Examples of direct competitors for a CRM SaaS would be the typical suspects like Salesforce and Close.com whereas an indirect competitor would be Google Sheets or Excel.
Ideally, by this point, you would have already gotten all this data directly from the leads you’ve got from your landing page.
After you make your list of competitors you should start dialogues with their users.
In the example below, I did some market research on the inner workings of the platform Clarity.fm by reaching out to experts on their platform via LinkedIn.
The goal here was not to poach their users since that went against our business model of curation anyway, but to learn more about the market in general.
I was fairly confident that the problem was validated at this point, but what I wasn’t 100% sure of was the business model and also the market demand.
This is something that I think that everyone should do during their startup validation phase.
I think the reason why it worked so well is that it was relevant and non-threatening.
- I stated a fact about them, yes, they did indeed have a profile on Clarity.fm
- I asked them a simple Yes or No question.
- I explained why I’m asking, “doing some market research.” Which honestly was the truth.
The feedback I got from these dialogues was pretty instrumental in helping us hone in on a refreshingly unique positioning in this market.
And feel free to steal my template, it worked exceptionally well and got me hundreds of replies.
Creating a go-to-market strategy really doesn’t have that much to do with validation, but I want to mention it.

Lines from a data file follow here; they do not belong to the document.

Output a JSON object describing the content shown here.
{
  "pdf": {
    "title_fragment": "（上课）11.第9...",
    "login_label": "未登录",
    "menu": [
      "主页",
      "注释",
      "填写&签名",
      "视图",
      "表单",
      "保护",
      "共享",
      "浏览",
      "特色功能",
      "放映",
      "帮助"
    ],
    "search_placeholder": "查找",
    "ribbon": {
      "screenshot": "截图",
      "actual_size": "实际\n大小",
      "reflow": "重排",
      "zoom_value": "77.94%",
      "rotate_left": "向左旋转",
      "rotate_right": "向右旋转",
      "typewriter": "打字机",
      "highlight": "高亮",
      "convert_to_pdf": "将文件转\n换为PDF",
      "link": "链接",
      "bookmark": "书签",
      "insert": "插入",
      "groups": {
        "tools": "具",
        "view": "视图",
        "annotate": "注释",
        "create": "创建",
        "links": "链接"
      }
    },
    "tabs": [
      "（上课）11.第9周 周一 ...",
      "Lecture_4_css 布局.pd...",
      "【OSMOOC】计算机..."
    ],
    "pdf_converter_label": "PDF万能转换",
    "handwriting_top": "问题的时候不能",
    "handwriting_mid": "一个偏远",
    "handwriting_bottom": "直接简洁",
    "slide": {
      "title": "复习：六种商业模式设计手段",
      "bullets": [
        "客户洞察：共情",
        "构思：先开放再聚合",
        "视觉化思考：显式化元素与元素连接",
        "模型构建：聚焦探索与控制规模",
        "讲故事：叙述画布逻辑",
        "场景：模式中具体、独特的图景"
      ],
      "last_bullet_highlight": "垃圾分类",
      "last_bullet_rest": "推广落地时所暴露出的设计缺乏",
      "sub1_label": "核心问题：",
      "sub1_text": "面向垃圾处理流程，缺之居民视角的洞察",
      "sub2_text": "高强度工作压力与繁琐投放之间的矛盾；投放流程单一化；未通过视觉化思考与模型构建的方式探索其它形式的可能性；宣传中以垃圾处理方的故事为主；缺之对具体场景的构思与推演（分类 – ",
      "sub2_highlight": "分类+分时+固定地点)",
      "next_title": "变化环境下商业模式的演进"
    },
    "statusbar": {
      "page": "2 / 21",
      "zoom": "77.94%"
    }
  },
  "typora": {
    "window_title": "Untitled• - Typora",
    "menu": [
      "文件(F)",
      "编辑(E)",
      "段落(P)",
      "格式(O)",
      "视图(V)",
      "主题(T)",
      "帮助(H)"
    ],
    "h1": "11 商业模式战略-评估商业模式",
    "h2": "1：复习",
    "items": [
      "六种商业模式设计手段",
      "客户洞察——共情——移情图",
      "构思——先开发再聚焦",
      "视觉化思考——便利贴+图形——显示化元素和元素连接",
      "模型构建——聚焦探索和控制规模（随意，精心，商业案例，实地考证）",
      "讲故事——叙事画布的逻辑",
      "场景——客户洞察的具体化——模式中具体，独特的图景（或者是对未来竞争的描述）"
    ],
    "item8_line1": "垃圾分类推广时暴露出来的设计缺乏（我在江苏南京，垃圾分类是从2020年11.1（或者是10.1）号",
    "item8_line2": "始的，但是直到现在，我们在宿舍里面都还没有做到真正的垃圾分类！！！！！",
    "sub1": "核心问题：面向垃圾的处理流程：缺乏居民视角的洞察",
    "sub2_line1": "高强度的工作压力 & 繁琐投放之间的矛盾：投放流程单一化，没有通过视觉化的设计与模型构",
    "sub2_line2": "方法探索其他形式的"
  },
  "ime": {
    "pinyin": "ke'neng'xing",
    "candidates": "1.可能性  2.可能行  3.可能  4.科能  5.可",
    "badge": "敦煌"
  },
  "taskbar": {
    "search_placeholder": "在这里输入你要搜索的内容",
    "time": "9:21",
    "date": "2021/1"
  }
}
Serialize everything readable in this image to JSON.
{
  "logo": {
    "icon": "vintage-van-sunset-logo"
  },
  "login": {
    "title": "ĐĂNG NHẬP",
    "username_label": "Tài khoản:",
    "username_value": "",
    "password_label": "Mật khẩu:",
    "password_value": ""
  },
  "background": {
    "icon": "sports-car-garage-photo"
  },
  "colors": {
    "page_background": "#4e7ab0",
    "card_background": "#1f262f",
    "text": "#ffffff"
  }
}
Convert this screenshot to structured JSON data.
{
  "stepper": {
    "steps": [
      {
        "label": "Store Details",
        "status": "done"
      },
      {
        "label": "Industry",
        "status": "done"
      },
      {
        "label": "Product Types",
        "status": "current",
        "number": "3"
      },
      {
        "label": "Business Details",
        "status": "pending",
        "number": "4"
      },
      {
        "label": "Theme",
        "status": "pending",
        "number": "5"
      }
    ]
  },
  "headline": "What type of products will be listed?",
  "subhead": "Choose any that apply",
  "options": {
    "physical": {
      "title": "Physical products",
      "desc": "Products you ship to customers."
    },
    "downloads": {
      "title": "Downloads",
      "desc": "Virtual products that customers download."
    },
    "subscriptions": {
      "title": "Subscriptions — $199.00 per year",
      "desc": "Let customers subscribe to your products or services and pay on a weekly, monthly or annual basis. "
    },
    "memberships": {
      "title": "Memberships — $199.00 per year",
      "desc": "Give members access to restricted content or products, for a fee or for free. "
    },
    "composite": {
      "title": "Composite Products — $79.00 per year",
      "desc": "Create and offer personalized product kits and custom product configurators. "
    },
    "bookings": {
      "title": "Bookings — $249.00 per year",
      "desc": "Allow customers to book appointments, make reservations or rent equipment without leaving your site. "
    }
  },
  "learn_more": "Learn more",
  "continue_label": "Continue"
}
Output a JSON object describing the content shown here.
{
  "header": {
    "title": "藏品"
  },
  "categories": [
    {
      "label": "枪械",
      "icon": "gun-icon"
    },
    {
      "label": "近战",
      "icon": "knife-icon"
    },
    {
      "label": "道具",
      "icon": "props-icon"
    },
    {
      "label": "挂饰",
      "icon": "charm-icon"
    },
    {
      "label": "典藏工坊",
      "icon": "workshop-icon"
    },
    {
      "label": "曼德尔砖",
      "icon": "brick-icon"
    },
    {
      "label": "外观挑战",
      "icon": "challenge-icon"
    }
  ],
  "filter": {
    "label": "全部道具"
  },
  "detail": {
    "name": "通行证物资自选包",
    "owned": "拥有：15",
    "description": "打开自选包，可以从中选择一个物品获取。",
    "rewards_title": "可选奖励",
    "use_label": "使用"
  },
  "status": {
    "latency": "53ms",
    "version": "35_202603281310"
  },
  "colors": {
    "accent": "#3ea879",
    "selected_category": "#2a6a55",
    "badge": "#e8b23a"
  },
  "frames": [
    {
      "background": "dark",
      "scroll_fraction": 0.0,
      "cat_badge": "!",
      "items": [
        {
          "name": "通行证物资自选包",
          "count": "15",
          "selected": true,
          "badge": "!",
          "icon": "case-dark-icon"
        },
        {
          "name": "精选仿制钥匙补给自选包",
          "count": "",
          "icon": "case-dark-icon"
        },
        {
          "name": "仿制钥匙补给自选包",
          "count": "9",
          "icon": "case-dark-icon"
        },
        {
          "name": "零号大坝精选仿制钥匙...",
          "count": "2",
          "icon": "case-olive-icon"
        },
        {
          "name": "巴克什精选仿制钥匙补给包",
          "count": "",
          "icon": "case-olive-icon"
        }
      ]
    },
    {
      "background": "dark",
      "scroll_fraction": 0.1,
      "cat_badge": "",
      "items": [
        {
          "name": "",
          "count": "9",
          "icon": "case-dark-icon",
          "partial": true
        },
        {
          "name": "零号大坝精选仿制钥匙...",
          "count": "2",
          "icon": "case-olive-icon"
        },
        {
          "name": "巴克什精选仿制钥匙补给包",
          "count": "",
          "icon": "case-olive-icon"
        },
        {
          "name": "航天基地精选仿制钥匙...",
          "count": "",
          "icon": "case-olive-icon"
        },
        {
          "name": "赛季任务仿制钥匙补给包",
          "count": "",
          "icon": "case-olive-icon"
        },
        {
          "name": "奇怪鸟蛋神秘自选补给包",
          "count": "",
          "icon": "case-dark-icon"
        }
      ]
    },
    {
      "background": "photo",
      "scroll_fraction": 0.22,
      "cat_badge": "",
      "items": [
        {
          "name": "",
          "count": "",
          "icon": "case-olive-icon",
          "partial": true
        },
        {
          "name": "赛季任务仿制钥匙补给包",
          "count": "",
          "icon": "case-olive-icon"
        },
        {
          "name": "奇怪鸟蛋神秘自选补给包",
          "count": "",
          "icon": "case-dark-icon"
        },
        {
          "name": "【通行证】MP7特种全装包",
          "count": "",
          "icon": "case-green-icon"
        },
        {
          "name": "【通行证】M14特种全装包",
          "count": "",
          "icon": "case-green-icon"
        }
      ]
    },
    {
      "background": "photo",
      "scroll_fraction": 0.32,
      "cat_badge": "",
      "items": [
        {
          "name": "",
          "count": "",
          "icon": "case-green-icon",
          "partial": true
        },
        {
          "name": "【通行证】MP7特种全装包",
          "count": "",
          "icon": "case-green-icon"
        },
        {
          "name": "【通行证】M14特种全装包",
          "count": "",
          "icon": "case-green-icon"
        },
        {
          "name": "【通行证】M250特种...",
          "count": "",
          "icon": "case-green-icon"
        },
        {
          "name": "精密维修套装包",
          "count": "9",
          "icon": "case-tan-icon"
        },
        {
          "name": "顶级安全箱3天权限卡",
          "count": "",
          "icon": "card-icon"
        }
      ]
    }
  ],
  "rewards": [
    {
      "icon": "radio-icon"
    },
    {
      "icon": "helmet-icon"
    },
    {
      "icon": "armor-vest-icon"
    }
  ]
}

Because products don’t sell themselves. The whole “build it and they will come” mentality has gotten a lot of founders in trouble.
But remember, a go-to-market strategy isn’t set in stone.
The above was my GTM I made while in the validation process of GrowthMentor.
Did I follow it point for point?
But it gave me the confidence to keep pushing forwards because at least I had a plan.